Now if $X$ and $Y$ are both irreducible at the start, then since the value $|\phi^{-1}(P)|$ is independent of $P$ for closed points, it is enough to check that value at one particular point. As $\phi$ is étale, the field extension $K(Y)\subseteq K(X)$ is (finite) separable and hence may be generated by a single element with a minimal polynomial of degree $[K(Y):K(X)]$. This shows that $Y$ may be embedded in some projective space $\mathbb P^N$ such that $X$ is birational to a hypersurface in $\mathbb P^N\times \mathbb A^1$ such that (as a rational map) $\phi$ is the composition of the projection to $\mathbb P^N$ and the birational map on $X$. It follows that for a general (closed) point the equality $|\phi^{-1}(P)|=[K(Y):K(X)]$ holds. $\square$

3) Just for the record: the above statement implies the one in the question in case $X$ is Cohen-Macaulay and $Y$ is non-singular as those together imply that $\phi$ is flat.

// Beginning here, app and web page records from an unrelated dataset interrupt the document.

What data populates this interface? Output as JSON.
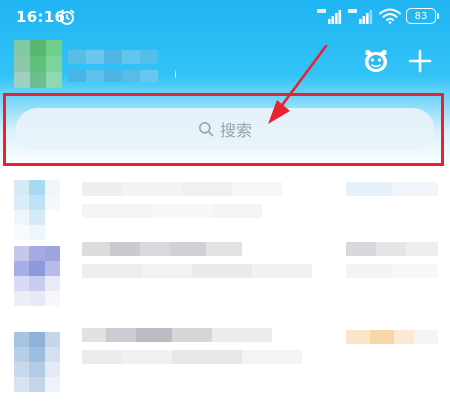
{
  "status_bar": {
    "time": "16:16",
    "battery": "83"
  },
  "search": {
    "placeholder": "搜索"
  },
  "profile": {
    "name_suffix": "i"
  },
  "colors": {
    "header_top": "#1fb4f2",
    "annotation_red": "#e8232f",
    "search_bg": "#e8f2fa"
  },
  "icons": [
    "alarm-icon",
    "signal-icon",
    "wifi-icon",
    "battery-icon",
    "mascot-icon",
    "plus-icon",
    "search-icon"
  ]
}
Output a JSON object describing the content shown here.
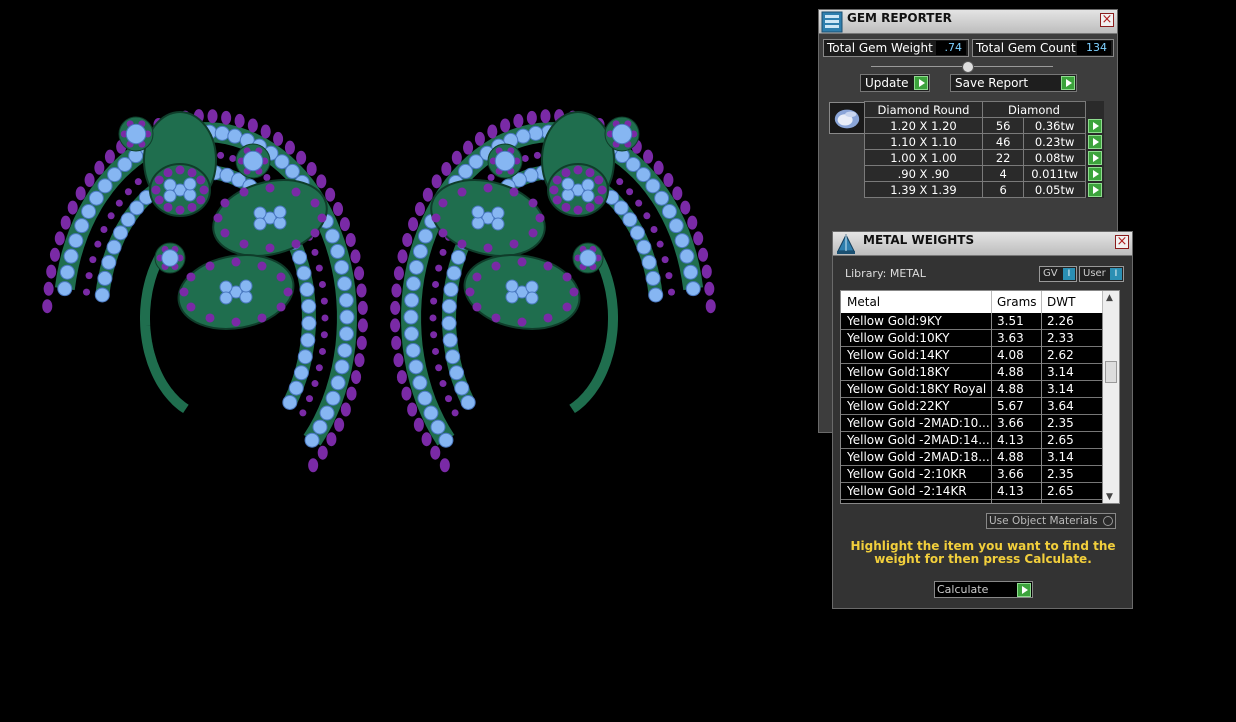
{
  "gem_reporter": {
    "title": "GEM REPORTER",
    "close": "×",
    "total_weight_label": "Total Gem Weight",
    "total_weight_value": ".74",
    "total_count_label": "Total Gem Count",
    "total_count_value": "134",
    "update_label": "Update",
    "save_report_label": "Save Report",
    "table": {
      "shape_header": "Diamond Round",
      "material_header": "Diamond",
      "rows": [
        {
          "size": "1.20 X 1.20",
          "count": "56",
          "weight": "0.36tw"
        },
        {
          "size": "1.10 X 1.10",
          "count": "46",
          "weight": "0.23tw"
        },
        {
          "size": "1.00 X 1.00",
          "count": "22",
          "weight": "0.08tw"
        },
        {
          "size": ".90 X .90",
          "count": "4",
          "weight": "0.011tw"
        },
        {
          "size": "1.39 X 1.39",
          "count": "6",
          "weight": "0.05tw"
        }
      ]
    }
  },
  "metal_weights": {
    "title": "METAL WEIGHTS",
    "close": "×",
    "library_label": "Library: METAL",
    "gv_label": "GV",
    "user_label": "User",
    "toggle_glyph": "I",
    "columns": [
      "Metal",
      "Grams",
      "DWT"
    ],
    "rows": [
      {
        "metal": "Yellow Gold:9KY",
        "grams": "3.51",
        "dwt": "2.26"
      },
      {
        "metal": "Yellow Gold:10KY",
        "grams": "3.63",
        "dwt": "2.33"
      },
      {
        "metal": "Yellow Gold:14KY",
        "grams": "4.08",
        "dwt": "2.62"
      },
      {
        "metal": "Yellow Gold:18KY",
        "grams": "4.88",
        "dwt": "3.14"
      },
      {
        "metal": "Yellow Gold:18KY Royal",
        "grams": "4.88",
        "dwt": "3.14"
      },
      {
        "metal": "Yellow Gold:22KY",
        "grams": "5.67",
        "dwt": "3.64"
      },
      {
        "metal": "Yellow Gold -2MAD:10...",
        "grams": "3.66",
        "dwt": "2.35"
      },
      {
        "metal": "Yellow Gold -2MAD:14...",
        "grams": "4.13",
        "dwt": "2.65"
      },
      {
        "metal": "Yellow Gold -2MAD:18...",
        "grams": "4.88",
        "dwt": "3.14"
      },
      {
        "metal": "Yellow Gold -2:10KR",
        "grams": "3.66",
        "dwt": "2.35"
      },
      {
        "metal": "Yellow Gold -2:14KR",
        "grams": "4.13",
        "dwt": "2.65"
      }
    ],
    "use_object_label": "Use Object Materials",
    "instruction": "Highlight the item you want to find the weight for then press Calculate.",
    "calculate_label": "Calculate"
  },
  "colors": {
    "metal_green": "#1f6e4e",
    "gem_blue": "#86b6f2",
    "gem_purple": "#7a2aa6",
    "instruction_yellow": "#f2cf3c"
  }
}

• The quantity $\#\phi^{-1}(P)$ is independent of $P$ (for $P$ closed) because it is the rank of $\phi_*({\cal O}_X)$ (see my comments above). Note that $\phi_*({\cal O}_X)$ is flat and coherent and hence locally free, because $Y$ is a noetherian scheme and $\phi$ is flat and finite (and in particular affine). I dont understand why you think that it is necessary to reduce to the case of curves (?) – Damian Rössler Jan 21 '12 at 10:04
• Yes, $\phi_*\mathscr O_X$ is indeed locally free, but to make the further conclusions you would likely have to appeal to more advanced results. (I may be wrong, but I think this is actually irrelevant) In particular, I did not see a proof of the fact that the desired value is equal to the field extension. (I don't doubt that you can prove it. I am just saying I did not see it even mentioned.) (cont'd) – Sándor Kovács Jan 21 '12 at 21:23